Once settled into their new bases around Foggia the 5th began a series of raids, attacking enemy targets in Germany, Austria, Hungary, Yugoslavia, Greece, and Bulgaria. In June 1944, its groups began "shuttle bombing" and landing on airfields behind the Russian front. On these missions, American aircraft took off from airdromes in Italy, made a bombing attack, and landed on airdromes in the Soviet Union. Then they reversed the process. In August 1944, the 5th Wing supported Operation Dragoon, the invasion of Southern France.
The 5th Bomb Wing continued strategic bombing missions until the Germans surrendered in May 1945. It was inactivated in Italy on 2 November 1945.
Served on antisubmarine duty for several months after the U.S. entered World War II. In October 1942 was re-designated as 2d Bombardment Group (Heavy) and earmarked for combat. The group was transferred on paper to Geiger Field, Washington, where it...
Activated 3-February-1942 at Geiger Field, Washington and equipped with B-17s. On 27-May-1942 the ground unit moved to Alamogordo Army Air Field, New Mexico, and the aircraft went to Muroc Army Air Field (now Edwards Air Force Base), California for...
The 97th Bomb Group flew the Eighth Air Force's first heavy bomber mission from the UK when they bombed a marshalling yard at Rouen on 17 August 1942. Just a month later though the Group were reassigned to the Twelfth Air Force and left England for the...
'As part of the 15th Air Force in WWII, the 483rd Bombardment Group (H) played a significant role in the eventual defeat of Germany's forces. Its four combat squadrons, the 815th, 816th, 817th and 840th flew a total of 5,623 sorties from 12 April 1944...
Constituted as 99th Bombardment Group (Heavy) on 28 Jan 1942. Activated on 1 Jun 1942. Trained with B-17's. Moved to North Africa, Feb-May 1943, and assigned to Twelfth AF. Entered combat in Mar 1943 and bombed such targets as airdromes, harbor...
The 463rd BG entered combat on March 30, 1944. The target was the airdrome at Imoski, Yugoslavia. Thirty-nine planes dropped 117 tons of bombs from 20,000 feet. Although slight flak was encountered, all planes returned safely. The group flew a...

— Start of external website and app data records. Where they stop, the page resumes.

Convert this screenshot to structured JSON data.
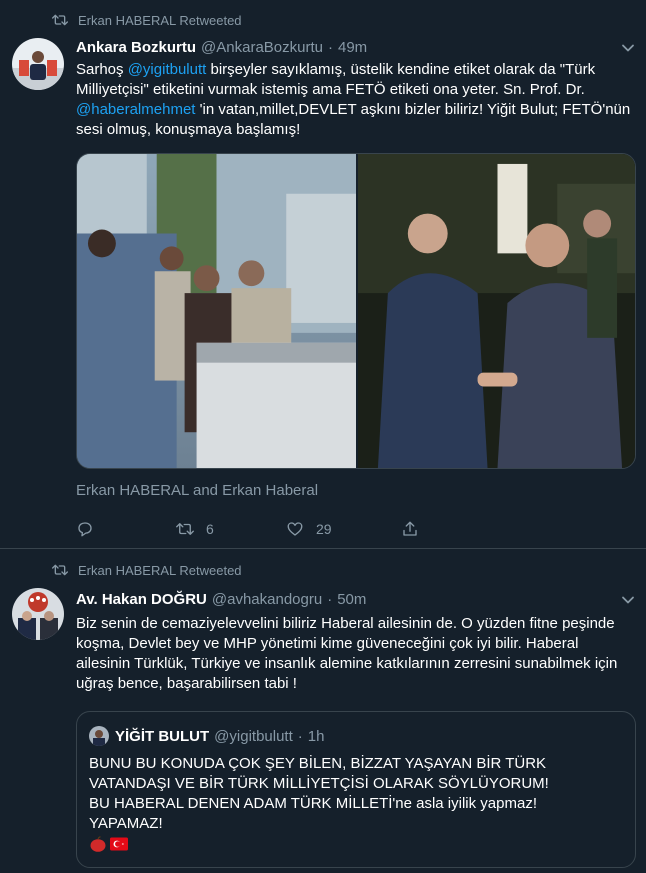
{
  "tweets": [
    {
      "retweeted_by": "Erkan HABERAL Retweeted",
      "name": "Ankara Bozkurtu",
      "handle": "@AnkaraBozkurtu",
      "dot": "·",
      "time": "49m",
      "text": {
        "p1": "Sarhoş ",
        "m1": "@yigitbulutt",
        "p2": " birşeyler sayıklamış, üstelik kendine etiket olarak da \"Türk Milliyetçisi\" etiketini vurmak istemiş ama FETÖ etiketi ona yeter. Sn. Prof. Dr. ",
        "m2": "@haberalmehmet",
        "p3": " 'in vatan,millet,DEVLET aşkını bizler biliriz! Yiğit Bulut; FETÖ'nün sesi olmuş, konuşmaya başlamış!"
      },
      "tagged": "Erkan HABERAL and Erkan Haberal",
      "actions": {
        "reply_count": "",
        "retweet_count": "6",
        "like_count": "29"
      }
    },
    {
      "retweeted_by": "Erkan HABERAL Retweeted",
      "name": "Av. Hakan DOĞRU",
      "handle": "@avhakandogru",
      "dot": "·",
      "time": "50m",
      "text": "Biz senin de cemaziyelevvelini biliriz Haberal ailesinin de. O yüzden fitne peşinde koşma, Devlet bey ve MHP yönetimi kime güveneceğini çok iyi bilir. Haberal ailesinin Türklük, Türkiye ve insanlık alemine katkılarının zerresini sunabilmek için uğraş bence, başarabilirsen tabi !",
      "quote": {
        "name": "YİĞİT BULUT",
        "handle": "@yigitbulutt",
        "dot": "·",
        "time": "1h",
        "line1": "BUNU BU KONUDA ÇOK ŞEY BİLEN, BİZZAT YAŞAYAN BİR TÜRK",
        "line2": "VATANDAŞI VE BİR TÜRK MİLLİYETÇİSİ OLARAK SÖYLÜYORUM!",
        "line3": "BU HABERAL DENEN ADAM TÜRK MİLLETİ'ne asla iyilik yapmaz!",
        "line4": "YAPAMAZ!",
        "emojis": [
          "apple",
          "turkish-flag"
        ]
      }
    }
  ],
  "colors": {
    "background": "#15202b",
    "border": "#38444d",
    "secondary_text": "#8899a6",
    "link": "#1da1f2",
    "primary_text": "#ffffff"
  }
}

|18 November 2016 01:35:59||466thHistorian||Changes to description, aircraft types, unit part of associations and unit encompassing associations|
|27 September 2014 18:42:44||AAM||AAM ingest|

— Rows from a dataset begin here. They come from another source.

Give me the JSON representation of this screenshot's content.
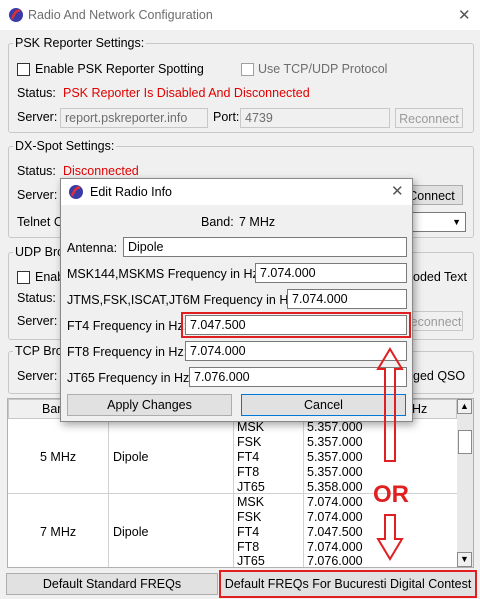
{
  "window": {
    "title": "Radio And Network Configuration"
  },
  "psk": {
    "legend": "PSK Reporter Settings:",
    "enable_label": "Enable PSK Reporter Spotting",
    "tcp_label": "Use TCP/UDP Protocol",
    "status_label": "Status:",
    "status_text": "PSK Reporter Is Disabled And Disconnected",
    "server_label": "Server:",
    "server_value": "report.pskreporter.info",
    "port_label": "Port:",
    "port_value": "4739",
    "reconnect_label": "Reconnect"
  },
  "dx": {
    "legend": "DX-Spot Settings:",
    "status_label": "Status:",
    "status_text": "Disconnected",
    "server_label": "Server:",
    "telnet_label": "Telnet C",
    "connect_label": "Connect"
  },
  "udp": {
    "legend": "UDP Bro",
    "enable_label": "Enab",
    "decoded_label": "oded Text",
    "status_label": "Status:",
    "server_label": "Server:",
    "reconnect_label": "Reconnect"
  },
  "tcp": {
    "legend": "TCP Bro",
    "server_label": "Server:",
    "logged_label": "ged QSO"
  },
  "dialog": {
    "title": "Edit Radio Info",
    "band_label": "Band:",
    "band_value": "7 MHz",
    "antenna_label": "Antenna:",
    "antenna_value": "Dipole",
    "rows": [
      {
        "label": "MSK144,MSKMS Frequency in Hz:",
        "value": "7.074.000"
      },
      {
        "label": "JTMS,FSK,ISCAT,JT6M Frequency in Hz:",
        "value": "7.074.000"
      },
      {
        "label": "FT4 Frequency in Hz:",
        "value": "7.047.500"
      },
      {
        "label": "FT8 Frequency in Hz:",
        "value": "7.074.000"
      },
      {
        "label": "JT65 Frequency in Hz:",
        "value": "7.076.000"
      }
    ],
    "apply_label": "Apply Changes",
    "cancel_label": "Cancel"
  },
  "grid": {
    "header_band": "Bar",
    "header_freq": "Hz",
    "groups": [
      {
        "band": "5 MHz",
        "antenna": "Dipole",
        "rows": [
          [
            "MSK",
            "5.357.000"
          ],
          [
            "FSK",
            "5.357.000"
          ],
          [
            "FT4",
            "5.357.000"
          ],
          [
            "FT8",
            "5.357.000"
          ],
          [
            "JT65",
            "5.358.000"
          ]
        ]
      },
      {
        "band": "7 MHz",
        "antenna": "Dipole",
        "rows": [
          [
            "MSK",
            "7.074.000"
          ],
          [
            "FSK",
            "7.074.000"
          ],
          [
            "FT4",
            "7.047.500"
          ],
          [
            "FT8",
            "7.074.000"
          ],
          [
            "JT65",
            "7.076.000"
          ]
        ]
      }
    ]
  },
  "annotation": {
    "or_text": "OR",
    "color": "#e02020"
  },
  "bottom": {
    "default_label": "Default Standard FREQs",
    "bucuresti_label": "Default FREQs For Bucuresti Digital Contest"
  },
  "colors": {
    "status_red": "#e00000",
    "annotation_red": "#e02020"
  }
}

Paul Andrews, Project Bits and Pieces, 8th Air Force Roll of Honor database